Today's Safety Sunday Tip: Maintain Defensible Space
"Help! Police! Help!"
If you've ever heard those startling words being shout out loud, it might raise the hair on the back of your neck. In this day and age, we see more and more violent acts of terrorism, physical destruction of property, and even physical attacks. It is important to consider conducting a personal risk assessment in and around your area to choose the right physical security measures and apply them appropriately. The risk assessment, accompanied by an understanding of physical security measures to select and implement, will help to mitigate potential physical harm to yourself and others who might be around you.
Therefore, my thoughts today focus on what I call a "defensible space." Defensible space is the area around you should there be an unexpected security event, like an attempted mugging or robbery. Heaven forbid! In the countries where I've personally traveled, I always kept a defensible space in mind. For instance, when I'm on a public sidewalk, I try to walk closer to a physical structure, like a building, rather than on the street side curb. This defensible space helps to keep a barrier between myself and a runaway vehicle. Another tidbit to consider whenever you're out in an unfamiliar location or another country is to limit yourself from engaging with a large gathering event. Too often, terrorists are looking to make a name for themselves, and if they could hit a large gathering of people, it brings more notoriety to their cause.
Whenever I go to dinner, I make it a practice to never sit my back against the main entrance to a venue or building. Some might say that I am paranoid or, as my wife sometimes says, "What have you been doing that I don't know about?" LOL!The truth is, I want the flexibility to be able to see and move quickly and decisively if some unplanned event occurs. You should also always know where the primary and secondary exits are in a facility or building structure.
As an extra precautionary step, I recommend never going anywhere alone. The adage "there's always strength in numbers" is true. A crook or perpetrator is less likely to do something if he has to deal with multiple people while in the act of attempting to commit a crime.
One more final note- whenever practical, have protective layers of security around you. An outer protective layer would be something like a wall, a fence, or a solid structure where the assailant can't approach you without being noticed. An inner protective layer (e.g., doors, bars, locks) are barriers within a building or structure offer up a level of protection should you need to close off and isolate yourself from a "goon" or "thug" as I like to call them.

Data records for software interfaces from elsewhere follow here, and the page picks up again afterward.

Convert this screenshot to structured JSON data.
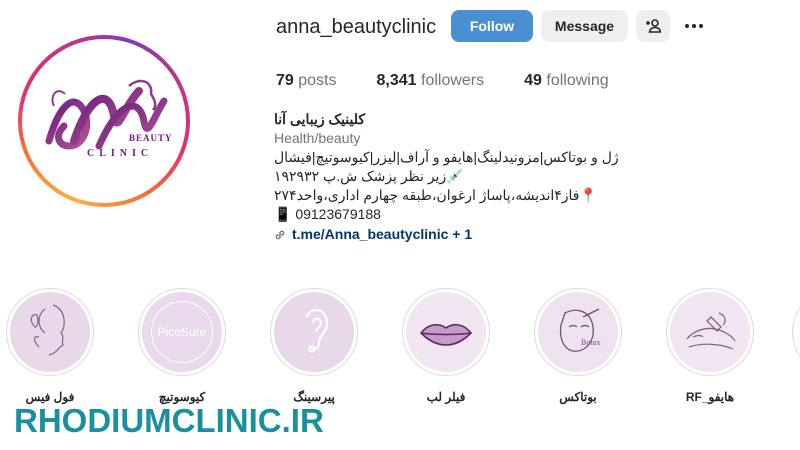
{
  "profile": {
    "username": "anna_beautyclinic",
    "logo_text_beauty": "BEAUTY",
    "logo_text_clinic": "CLINIC"
  },
  "actions": {
    "follow_label": "Follow",
    "message_label": "Message"
  },
  "stats": {
    "posts_count": "79",
    "posts_label": "posts",
    "followers_count": "8,341",
    "followers_label": "followers",
    "following_count": "49",
    "following_label": "following"
  },
  "bio": {
    "name": "کلینیک زیبایی آنا",
    "category": "Health/beauty",
    "line1": "ژل و بوتاکس|مزونیدلینگ|هایفو و آراف|لیزر|کیوسوتیچ|فیشال",
    "line2": "💉زیر نظر پزشک ش.پ ۱۹۲۹۳۲",
    "line3": "📍فاز۴اندیشه،پاساژ ارغوان،طبقه چهارم اداری،واحد۲۷۴",
    "line4": "📱 09123679188",
    "link": "t.me/Anna_beautyclinic + 1"
  },
  "highlights": [
    {
      "label": "فول فیس",
      "icon": "face-lineart-icon"
    },
    {
      "label": "کیوسوتیچ",
      "icon": "picosure-icon",
      "inner_text": "PicoSure"
    },
    {
      "label": "پیرسینگ",
      "icon": "ear-piercing-icon"
    },
    {
      "label": "فیلر لب",
      "icon": "lips-icon"
    },
    {
      "label": "بوتاکس",
      "icon": "botox-face-icon",
      "inner_text": "Botox"
    },
    {
      "label": "هایفو_RF",
      "icon": "face-treatment-icon"
    }
  ],
  "watermark": "RHODIUMCLINIC.IR",
  "colors": {
    "follow_blue": "#4a90d0",
    "highlight_bg": "#e8d8ea",
    "watermark": "#1a8fa0",
    "link": "#00376b"
  }
}
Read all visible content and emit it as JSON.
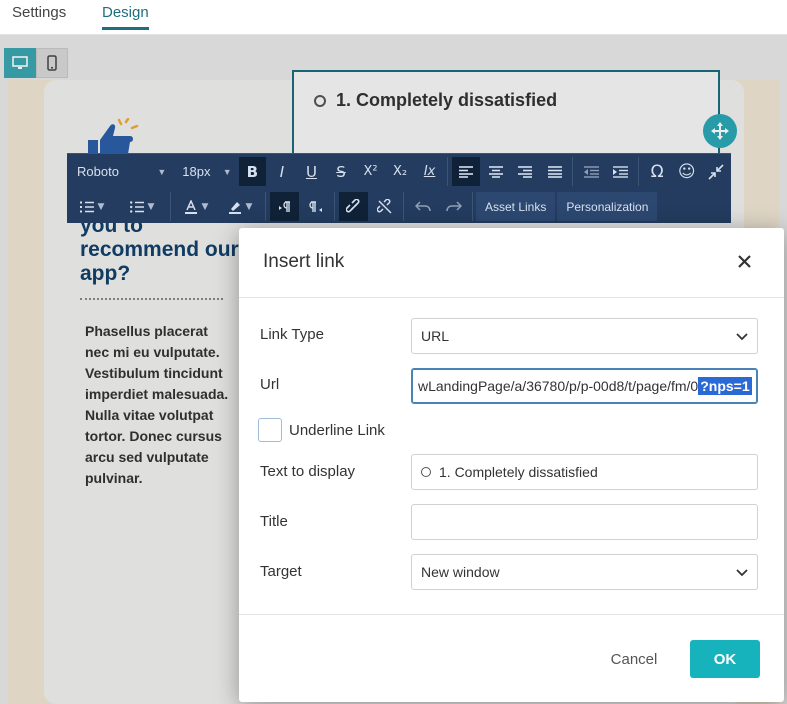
{
  "tabs": [
    {
      "label": "Settings"
    },
    {
      "label": "Design"
    }
  ],
  "device_toggle": {
    "desktop": "desktop-icon",
    "mobile": "mobile-icon",
    "active": "desktop"
  },
  "canvas": {
    "survey_option": "1.  Completely dissatisfied",
    "heading": "you to recommend our app?",
    "body": "Phasellus placerat nec mi eu vulputate. Vestibulum tincidunt imperdiet malesuada. Nulla vitae volutpat tortor. Donec cursus arcu sed vulputate pulvinar."
  },
  "toolbar": {
    "font_family": "Roboto",
    "font_size": "18px",
    "asset_links": "Asset Links",
    "personalization": "Personalization",
    "bold_glyph": "B",
    "italic_glyph": "I",
    "underline_glyph": "U",
    "strike_glyph": "S",
    "superscript_glyph": "X²",
    "subscript_glyph": "X₂",
    "clear_format_glyph": "Ix",
    "omega_glyph": "Ω",
    "emoji_glyph": "☺"
  },
  "dialog": {
    "title": "Insert link",
    "link_type_label": "Link Type",
    "link_type_value": "URL",
    "url_label": "Url",
    "url_value_prefix": "wLandingPage/a/36780/p/p-00d8/t/page/fm/0",
    "url_value_selected": "?nps=1",
    "underline_label": "Underline Link",
    "underline_checked": false,
    "text_display_label": "Text to display",
    "text_display_value": "1.  Completely dissatisfied",
    "title_label": "Title",
    "title_value": "",
    "target_label": "Target",
    "target_value": "New window",
    "cancel_label": "Cancel",
    "ok_label": "OK"
  },
  "colors": {
    "accent": "#17b3bd",
    "toolbar_bg": "#233c5f",
    "heading": "#12406b",
    "selection": "#2a6ad6"
  }
}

It's not my intent to paralyze anyone from seeing this beautiful planet and experiencing life, but I want to make you more mindful of the "what ifs" and help you make a trip or event more enjoyable with a safe return home.
Be anchored to safety by maintaining defensible spaces.